People in Nashville cowrite songs. Generally, you meet up with someone at 11AM, sometimes at your house, sometimes in a writers room on Music Row, and you get amped up on coffee together. With the coffee’s help you do one of two things: One, you get to talking about life, about what’s going on in your life, and how those goings-on have got you to thinking about this one thing, and how this thing seems song-worthy. Or, two, you get to talking about song ideas you have, and if you’re me, you figure out if you can connect to any of those ideas personally, whether it be through your own personal life, your sense of humor, or your sense of empathy. A lot of songwriters talk about how cowriting is like getting into a room with another person, sometimes a stranger, and pulling your pants down.
I often think in a good cowriting session that the world would be a much more peaceful and lovely place if everyone talked to each other like two songwriters trying to get to the heart of a song. On one hand you’ve got two people who have agreed to admit that they are sensitive and vulnerable in both their experience of the world and the way they write about it. And on the other hand you’ve got two people who feel strongly and deeply about something, something that is true to them, and they have to work in such a way that the song, in the end, reflects that feeling. Inevitably, and hopefully, both writers compromise with each other, but they do not compromise their sense of truth or their sense of what makes a quality song. It’s a beautiful process that sometimes produces beautiful songs. And when you’ve experienced such a process and written such a song then there is no feeling quite like it.
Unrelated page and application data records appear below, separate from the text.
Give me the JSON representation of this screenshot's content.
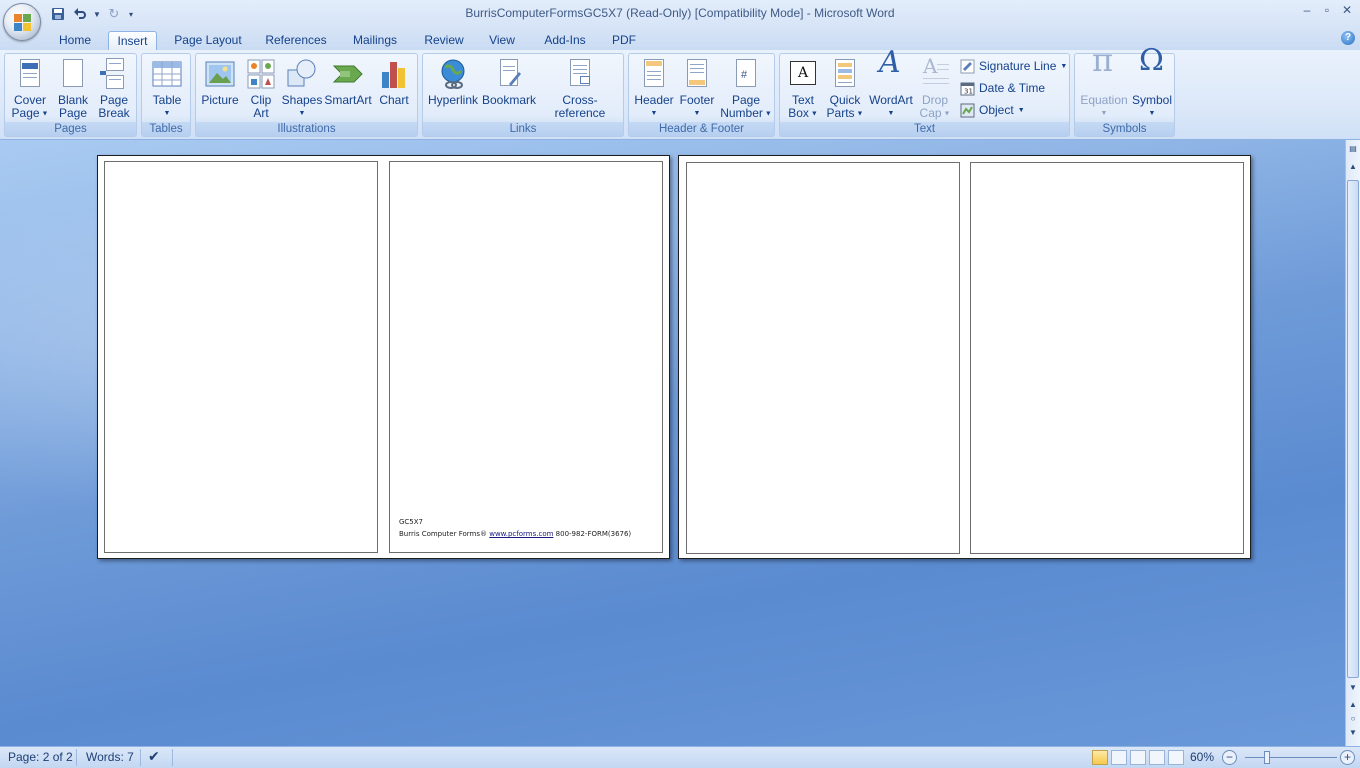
{
  "window": {
    "title": "BurrisComputerFormsGC5X7 (Read-Only) [Compatibility Mode] - Microsoft Word",
    "controls": [
      "–",
      "▫",
      "✕"
    ]
  },
  "qat": {
    "save": "save-icon",
    "undo": "undo-icon",
    "redo": "redo-icon",
    "customize": "customize-icon"
  },
  "tabs": [
    {
      "label": "Home"
    },
    {
      "label": "Insert",
      "active": true
    },
    {
      "label": "Page Layout"
    },
    {
      "label": "References"
    },
    {
      "label": "Mailings"
    },
    {
      "label": "Review"
    },
    {
      "label": "View"
    },
    {
      "label": "Add-Ins"
    },
    {
      "label": "PDF"
    }
  ],
  "ribbon": {
    "pages": {
      "label": "Pages",
      "cover": [
        "Cover",
        "Page"
      ],
      "blank": [
        "Blank",
        "Page"
      ],
      "break": [
        "Page",
        "Break"
      ]
    },
    "tables": {
      "label": "Tables",
      "table": "Table"
    },
    "illustrations": {
      "label": "Illustrations",
      "picture": "Picture",
      "clipart": [
        "Clip",
        "Art"
      ],
      "shapes": "Shapes",
      "smartart": "SmartArt",
      "chart": "Chart"
    },
    "links": {
      "label": "Links",
      "hyperlink": "Hyperlink",
      "bookmark": "Bookmark",
      "crossref": "Cross-reference"
    },
    "headerfooter": {
      "label": "Header & Footer",
      "header": "Header",
      "footer": "Footer",
      "pagenumber": [
        "Page",
        "Number"
      ]
    },
    "text": {
      "label": "Text",
      "textbox": [
        "Text",
        "Box"
      ],
      "quickparts": [
        "Quick",
        "Parts"
      ],
      "wordart": "WordArt",
      "dropcap": [
        "Drop",
        "Cap"
      ],
      "signature": "Signature Line",
      "datetime": "Date & Time",
      "object": "Object"
    },
    "symbols": {
      "label": "Symbols",
      "equation": "Equation",
      "symbol": "Symbol"
    }
  },
  "document": {
    "footer_code": "GC5X7",
    "footer_brand": "Burris Computer Forms®",
    "footer_url": "www.pcforms.com",
    "footer_phone": "800-982-FORM(3676)"
  },
  "status": {
    "page": "Page: 2 of 2",
    "words": "Words: 7",
    "zoom": "60%",
    "zoom_level": 0.6
  },
  "colors": {
    "ribbon_text": "#15428b",
    "background": "#4d7fc4"
  }
}
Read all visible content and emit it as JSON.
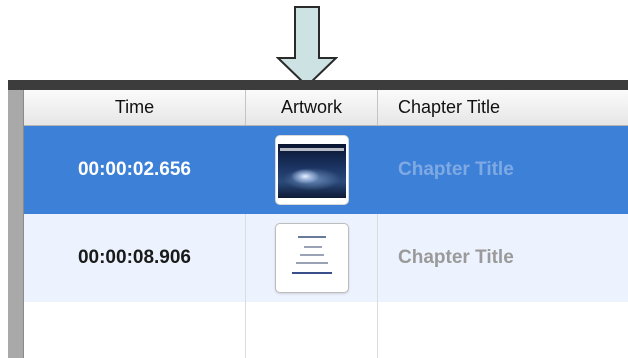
{
  "columns": {
    "time": "Time",
    "artwork": "Artwork",
    "chapter_title": "Chapter Title"
  },
  "rows": [
    {
      "time": "00:00:02.656",
      "artwork": "space-artwork",
      "chapter_title": "Chapter Title",
      "selected": true
    },
    {
      "time": "00:00:08.906",
      "artwork": "document-artwork",
      "chapter_title": "Chapter Title",
      "selected": false
    }
  ],
  "colors": {
    "selected_row": "#3d80d8",
    "alt_row": "#edf3fe",
    "arrow_fill": "#cde3e3",
    "arrow_stroke": "#2a2a2a"
  },
  "icons": {
    "annotation": "down-arrow-icon"
  }
}
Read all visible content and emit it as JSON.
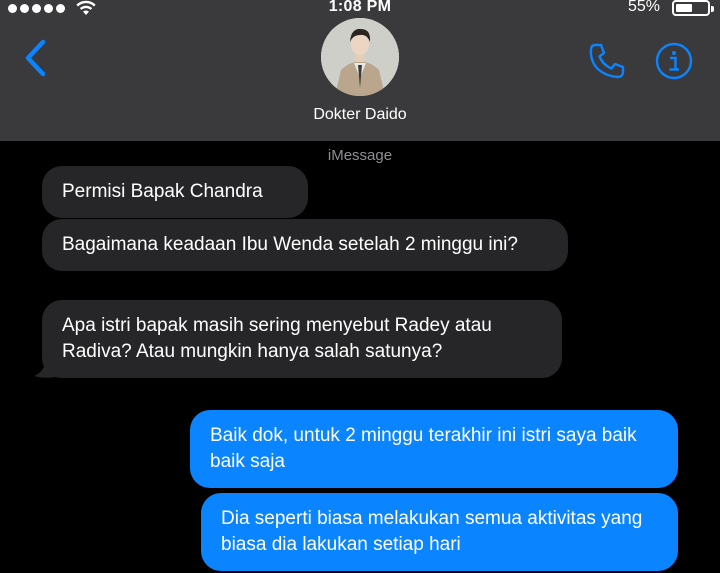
{
  "status_bar": {
    "time": "1:08 PM",
    "battery_percent": "55%"
  },
  "conversation": {
    "contact_name": "Dokter Daido",
    "service": "iMessage"
  },
  "icons": {
    "back": "chevron-left-icon",
    "call": "phone-icon",
    "info": "info-icon"
  },
  "colors": {
    "accent": "#0a84ff",
    "header_bg": "#3a3a3c",
    "incoming_bubble": "#262628",
    "outgoing_bubble": "#0a84ff"
  },
  "messages": [
    {
      "direction": "incoming",
      "text": "Permisi Bapak Chandra"
    },
    {
      "direction": "incoming",
      "text": "Bagaimana keadaan Ibu Wenda setelah 2 minggu ini?"
    },
    {
      "direction": "incoming",
      "text": "Apa istri bapak masih sering menyebut Radey atau Radiva? Atau mungkin hanya salah satunya?"
    },
    {
      "direction": "outgoing",
      "text": "Baik dok, untuk 2 minggu terakhir ini istri saya baik baik saja"
    },
    {
      "direction": "outgoing",
      "text": "Dia seperti biasa melakukan semua aktivitas yang biasa dia lakukan setiap hari"
    }
  ]
}
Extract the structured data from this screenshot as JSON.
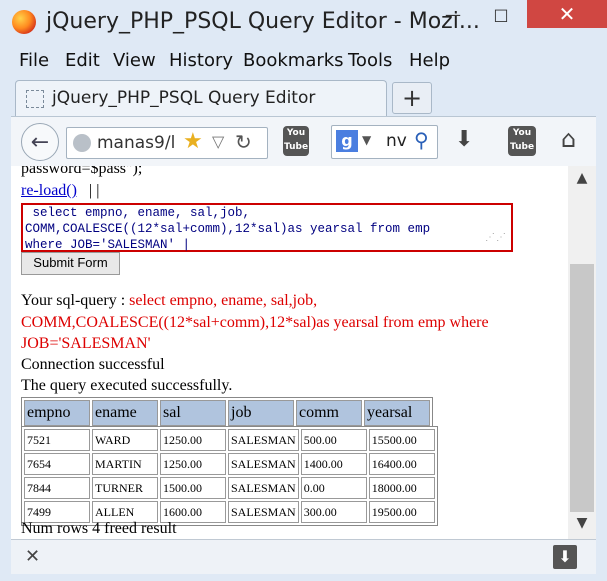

Yet, though I’ve cowritten somewhere around 50 songs in my life, I’ve released only two cowritten songs myself (out of 40 released or soon-to-be-released tracks). I don’t know why, but I can’t really cowrite unless the song is for someone else, or for some other purpose. In fact, though I’ve made cowriting out to sound like the greatest thing ever, I am rarely as happy about the product of cowriting as I am about the product of solo-writing. Something happens to me in the process that keeps me distant from the work. When I wrote for EMI a decade ago, which is when I was thrown into the cowriting universe, I felt like the process was destroying me artistically. As over-the-top as it sounds, I would come out of writing sessions and feel like my soul had been assaulted, and I’d feel like the people I was writing with weren’t real artists. How could they be, with the types of songs they wanted to write? To me, they wrote all wrong. They wrote songs as a whittler whittles, from the outside in, tossing a title out like a block of wood and carving away at it until it resembled as closely and cleanly the title they’d thrown out. It was all about titles. I’d never written songs like this. I’d always written, say, to stick with the metaphor, as if I were suddenly trapped in a piece of wood and had to carefully claw myself out. In the end I’d turn around and look at the wood, and how I transformed it with my clawing, and I’d think, Hey, I made it pretty! In addition to that, it usually took a month or so for me to write a song, not a few hours. My metaphor-made-stupid aside, I was young, and so I thought my way was the right way. And I thought any song written with an inferior method was an inferior song. After I left Nashville, and EMI, I didn’t cowrite for more than ten years.
And now here I am in Nashville, about to sign a publishing deal again, and cowriting at least twice a week. What’s changed is that I can have fun with it now, and I can appreciate that as far as jobs go songwriting is a good one (not paywise, but satisfaction-wise). In other words, I don’t feel like my soul is under assault; perhaps because I spent ten years learning the layout of some of my soul and can therefore defend it. I’m also a lot more interested in different processes than I used to be. There are a few songs on my records (Holly, for example, off Vacations) that started as a title (or, in the case of Holly, a pun), and they turned out pretty good (in my opinion), and I’d like to be not so stuck in my one way of songwriting. With a less precious and defensive state of mind I’ve already learned a few really valuable things in my recent cowrites, and I’m glad for that. Still, despite all that, distance remains between myself and these songs. I’d like to think that maybe the more I practice it the more I’ll close the gap, because the gap makes me feel not just like I’ve done something kind of inferior, but kind of wrong. Which leads me back to the feeling I had at EMI, which, if history were allowed to repeat itself, could drive me away from Nashville songwriting again.
But maybe it’ll always be there, and maybe it’s a good thing to feel that way, and maybe I wasn’t all wrong in my youthful artistic righteousness. It could be that I just had it backwards. Because these days, when I get the feeling of having done something wrong, I no longer think it’s the result of some failure to defend my artistic soul against attack. Instead, I blame it on a failure to advance my artistic soul in its own offensives, to expand its empire. That’s a horrible way of putting it, especially after claiming that cowriting might be a way toward world peace. But I guess that’s the whole thing, ain’t it? It’s tough to fit souls together.